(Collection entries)
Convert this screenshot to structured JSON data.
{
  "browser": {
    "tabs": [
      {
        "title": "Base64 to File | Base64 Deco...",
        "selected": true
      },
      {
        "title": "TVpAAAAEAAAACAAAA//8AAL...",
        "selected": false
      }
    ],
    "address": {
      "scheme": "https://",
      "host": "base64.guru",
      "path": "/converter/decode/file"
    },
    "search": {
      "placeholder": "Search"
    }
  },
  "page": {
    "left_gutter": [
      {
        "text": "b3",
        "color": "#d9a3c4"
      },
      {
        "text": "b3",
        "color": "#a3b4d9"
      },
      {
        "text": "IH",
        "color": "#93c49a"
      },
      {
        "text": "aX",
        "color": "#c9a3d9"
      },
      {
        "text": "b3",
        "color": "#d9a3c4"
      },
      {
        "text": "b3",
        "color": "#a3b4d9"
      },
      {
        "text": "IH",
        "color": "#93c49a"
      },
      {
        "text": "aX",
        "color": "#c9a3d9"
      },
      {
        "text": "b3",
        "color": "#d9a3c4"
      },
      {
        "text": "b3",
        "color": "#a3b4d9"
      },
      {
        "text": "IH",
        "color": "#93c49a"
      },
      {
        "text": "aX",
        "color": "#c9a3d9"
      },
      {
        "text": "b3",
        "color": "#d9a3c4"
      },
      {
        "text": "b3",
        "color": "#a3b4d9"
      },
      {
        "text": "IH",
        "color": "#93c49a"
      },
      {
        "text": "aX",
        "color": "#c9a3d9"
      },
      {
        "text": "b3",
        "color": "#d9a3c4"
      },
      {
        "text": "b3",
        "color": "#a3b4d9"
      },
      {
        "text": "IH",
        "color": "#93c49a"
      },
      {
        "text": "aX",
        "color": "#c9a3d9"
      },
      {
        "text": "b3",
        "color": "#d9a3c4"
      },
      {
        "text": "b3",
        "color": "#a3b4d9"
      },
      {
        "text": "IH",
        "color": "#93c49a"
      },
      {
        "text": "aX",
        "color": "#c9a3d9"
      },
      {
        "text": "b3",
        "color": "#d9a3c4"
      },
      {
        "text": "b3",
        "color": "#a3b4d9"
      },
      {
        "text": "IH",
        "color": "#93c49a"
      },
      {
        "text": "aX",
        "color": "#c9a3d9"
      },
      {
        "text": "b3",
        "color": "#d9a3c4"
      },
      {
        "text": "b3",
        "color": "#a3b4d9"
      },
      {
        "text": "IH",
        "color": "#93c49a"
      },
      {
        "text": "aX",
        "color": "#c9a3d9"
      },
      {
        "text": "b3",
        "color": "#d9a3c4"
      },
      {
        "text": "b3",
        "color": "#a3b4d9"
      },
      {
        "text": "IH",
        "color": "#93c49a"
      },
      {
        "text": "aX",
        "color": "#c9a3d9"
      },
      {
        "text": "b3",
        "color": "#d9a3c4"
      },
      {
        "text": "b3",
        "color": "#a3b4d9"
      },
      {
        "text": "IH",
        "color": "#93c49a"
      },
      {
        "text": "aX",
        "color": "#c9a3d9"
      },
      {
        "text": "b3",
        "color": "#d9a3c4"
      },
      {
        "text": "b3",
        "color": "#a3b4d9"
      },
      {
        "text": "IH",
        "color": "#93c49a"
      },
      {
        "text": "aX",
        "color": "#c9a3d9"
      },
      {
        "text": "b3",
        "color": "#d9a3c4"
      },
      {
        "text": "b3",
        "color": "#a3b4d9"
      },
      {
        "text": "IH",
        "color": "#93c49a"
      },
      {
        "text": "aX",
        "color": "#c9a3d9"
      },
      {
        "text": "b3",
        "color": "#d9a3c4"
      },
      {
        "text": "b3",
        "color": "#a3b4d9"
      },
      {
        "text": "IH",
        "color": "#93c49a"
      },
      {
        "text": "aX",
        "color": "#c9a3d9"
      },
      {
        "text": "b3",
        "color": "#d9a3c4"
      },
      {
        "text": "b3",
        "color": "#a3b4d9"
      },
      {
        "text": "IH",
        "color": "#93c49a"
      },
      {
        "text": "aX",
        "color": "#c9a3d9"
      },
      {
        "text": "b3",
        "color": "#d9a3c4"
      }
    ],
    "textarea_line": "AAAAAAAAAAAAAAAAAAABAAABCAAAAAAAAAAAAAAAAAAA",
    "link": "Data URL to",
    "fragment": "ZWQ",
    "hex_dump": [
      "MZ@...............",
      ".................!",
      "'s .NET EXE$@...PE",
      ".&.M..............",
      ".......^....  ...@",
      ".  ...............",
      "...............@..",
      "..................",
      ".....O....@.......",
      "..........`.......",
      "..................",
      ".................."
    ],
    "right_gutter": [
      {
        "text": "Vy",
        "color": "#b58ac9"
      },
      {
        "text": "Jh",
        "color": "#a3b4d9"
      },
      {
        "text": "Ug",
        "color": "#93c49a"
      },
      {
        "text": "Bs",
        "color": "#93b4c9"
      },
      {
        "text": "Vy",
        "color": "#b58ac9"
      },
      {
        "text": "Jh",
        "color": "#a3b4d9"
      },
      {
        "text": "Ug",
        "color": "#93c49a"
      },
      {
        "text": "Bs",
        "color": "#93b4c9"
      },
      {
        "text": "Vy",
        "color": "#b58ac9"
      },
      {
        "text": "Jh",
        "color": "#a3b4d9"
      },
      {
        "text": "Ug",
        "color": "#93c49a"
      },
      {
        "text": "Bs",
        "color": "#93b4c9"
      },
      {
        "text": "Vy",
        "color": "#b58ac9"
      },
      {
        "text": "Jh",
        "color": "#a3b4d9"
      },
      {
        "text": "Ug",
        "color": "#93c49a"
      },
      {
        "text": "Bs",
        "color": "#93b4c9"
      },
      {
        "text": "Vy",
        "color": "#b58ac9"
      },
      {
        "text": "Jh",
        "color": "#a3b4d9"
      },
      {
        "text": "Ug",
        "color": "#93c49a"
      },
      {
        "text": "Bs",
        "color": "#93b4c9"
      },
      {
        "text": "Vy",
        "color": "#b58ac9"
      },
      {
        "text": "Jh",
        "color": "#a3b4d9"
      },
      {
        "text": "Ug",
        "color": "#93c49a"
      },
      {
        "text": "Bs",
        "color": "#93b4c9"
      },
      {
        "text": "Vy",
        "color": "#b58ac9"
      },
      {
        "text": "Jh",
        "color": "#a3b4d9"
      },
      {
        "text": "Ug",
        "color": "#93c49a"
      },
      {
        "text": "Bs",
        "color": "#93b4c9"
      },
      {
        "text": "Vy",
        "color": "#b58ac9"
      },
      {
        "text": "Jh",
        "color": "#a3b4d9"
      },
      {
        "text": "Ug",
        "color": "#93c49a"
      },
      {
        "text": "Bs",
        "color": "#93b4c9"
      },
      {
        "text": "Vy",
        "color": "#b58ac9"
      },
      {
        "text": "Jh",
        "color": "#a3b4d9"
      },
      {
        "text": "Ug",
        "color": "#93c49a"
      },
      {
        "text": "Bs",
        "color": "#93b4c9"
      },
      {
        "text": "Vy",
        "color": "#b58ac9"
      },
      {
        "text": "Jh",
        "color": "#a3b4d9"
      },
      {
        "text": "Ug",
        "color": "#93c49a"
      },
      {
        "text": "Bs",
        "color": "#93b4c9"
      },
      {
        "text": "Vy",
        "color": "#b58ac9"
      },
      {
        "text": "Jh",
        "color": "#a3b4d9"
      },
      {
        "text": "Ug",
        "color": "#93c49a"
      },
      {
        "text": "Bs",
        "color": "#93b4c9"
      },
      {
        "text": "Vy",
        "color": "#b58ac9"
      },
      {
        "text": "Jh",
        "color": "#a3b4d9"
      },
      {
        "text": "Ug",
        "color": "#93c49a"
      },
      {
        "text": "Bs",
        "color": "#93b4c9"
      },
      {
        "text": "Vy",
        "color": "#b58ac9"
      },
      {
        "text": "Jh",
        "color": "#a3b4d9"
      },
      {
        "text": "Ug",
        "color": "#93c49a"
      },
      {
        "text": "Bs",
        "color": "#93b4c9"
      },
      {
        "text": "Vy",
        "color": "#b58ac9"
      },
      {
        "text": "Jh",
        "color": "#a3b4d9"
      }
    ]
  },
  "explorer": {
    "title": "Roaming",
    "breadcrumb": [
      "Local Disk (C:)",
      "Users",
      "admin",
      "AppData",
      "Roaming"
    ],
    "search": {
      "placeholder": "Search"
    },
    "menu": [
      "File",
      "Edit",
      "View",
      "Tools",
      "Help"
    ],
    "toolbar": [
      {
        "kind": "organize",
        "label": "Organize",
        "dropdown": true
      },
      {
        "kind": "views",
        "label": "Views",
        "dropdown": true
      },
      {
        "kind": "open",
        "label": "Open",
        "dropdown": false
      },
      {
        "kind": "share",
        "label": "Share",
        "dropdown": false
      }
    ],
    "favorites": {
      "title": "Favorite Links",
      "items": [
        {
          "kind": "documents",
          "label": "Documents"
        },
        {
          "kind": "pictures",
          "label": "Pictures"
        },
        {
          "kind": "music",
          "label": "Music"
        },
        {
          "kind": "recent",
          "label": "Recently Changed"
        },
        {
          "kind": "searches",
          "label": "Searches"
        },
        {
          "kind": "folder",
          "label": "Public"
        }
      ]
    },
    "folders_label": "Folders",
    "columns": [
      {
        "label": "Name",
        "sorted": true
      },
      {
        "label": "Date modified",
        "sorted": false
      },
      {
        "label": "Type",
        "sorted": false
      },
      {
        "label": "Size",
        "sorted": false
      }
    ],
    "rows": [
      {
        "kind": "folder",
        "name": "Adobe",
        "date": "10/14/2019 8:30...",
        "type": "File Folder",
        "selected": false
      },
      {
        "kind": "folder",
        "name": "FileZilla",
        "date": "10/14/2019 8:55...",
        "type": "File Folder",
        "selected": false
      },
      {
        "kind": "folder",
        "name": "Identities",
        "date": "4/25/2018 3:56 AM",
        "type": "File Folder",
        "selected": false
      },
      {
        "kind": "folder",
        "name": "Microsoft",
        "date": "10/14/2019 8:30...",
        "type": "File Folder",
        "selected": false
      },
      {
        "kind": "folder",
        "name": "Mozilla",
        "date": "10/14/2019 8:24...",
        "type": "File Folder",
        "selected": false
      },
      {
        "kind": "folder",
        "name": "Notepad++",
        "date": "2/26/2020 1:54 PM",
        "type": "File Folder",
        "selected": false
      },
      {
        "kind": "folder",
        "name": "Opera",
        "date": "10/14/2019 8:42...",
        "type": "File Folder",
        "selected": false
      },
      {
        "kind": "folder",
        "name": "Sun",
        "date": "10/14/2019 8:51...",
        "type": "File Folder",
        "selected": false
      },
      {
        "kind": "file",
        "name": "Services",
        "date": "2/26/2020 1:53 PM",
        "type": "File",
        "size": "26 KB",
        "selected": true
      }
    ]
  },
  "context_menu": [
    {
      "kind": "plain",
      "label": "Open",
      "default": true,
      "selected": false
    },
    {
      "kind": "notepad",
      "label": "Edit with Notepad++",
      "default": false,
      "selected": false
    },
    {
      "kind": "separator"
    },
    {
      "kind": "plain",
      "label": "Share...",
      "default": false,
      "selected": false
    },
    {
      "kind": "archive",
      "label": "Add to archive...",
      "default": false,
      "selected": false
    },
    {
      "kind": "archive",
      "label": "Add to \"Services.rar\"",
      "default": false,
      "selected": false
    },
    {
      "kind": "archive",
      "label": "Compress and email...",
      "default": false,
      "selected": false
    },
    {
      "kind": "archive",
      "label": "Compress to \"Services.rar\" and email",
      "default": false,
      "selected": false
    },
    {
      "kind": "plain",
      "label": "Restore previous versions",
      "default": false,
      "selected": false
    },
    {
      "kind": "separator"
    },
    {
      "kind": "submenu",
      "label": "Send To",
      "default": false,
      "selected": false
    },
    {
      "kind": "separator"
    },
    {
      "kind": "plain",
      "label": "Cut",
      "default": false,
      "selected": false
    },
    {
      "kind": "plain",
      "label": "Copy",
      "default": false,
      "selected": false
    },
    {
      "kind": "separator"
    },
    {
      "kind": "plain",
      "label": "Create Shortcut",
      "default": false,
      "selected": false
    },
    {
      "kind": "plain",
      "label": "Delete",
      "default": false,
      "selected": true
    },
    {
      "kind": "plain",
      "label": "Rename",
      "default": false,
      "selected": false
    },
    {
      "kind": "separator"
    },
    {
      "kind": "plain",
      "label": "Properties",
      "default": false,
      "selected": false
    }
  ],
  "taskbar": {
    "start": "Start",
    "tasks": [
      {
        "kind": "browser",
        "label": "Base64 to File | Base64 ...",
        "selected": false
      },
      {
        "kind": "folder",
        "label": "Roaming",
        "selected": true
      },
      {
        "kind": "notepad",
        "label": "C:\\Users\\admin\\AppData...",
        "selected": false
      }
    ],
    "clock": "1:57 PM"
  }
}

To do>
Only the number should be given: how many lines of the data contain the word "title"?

Output for this task>
4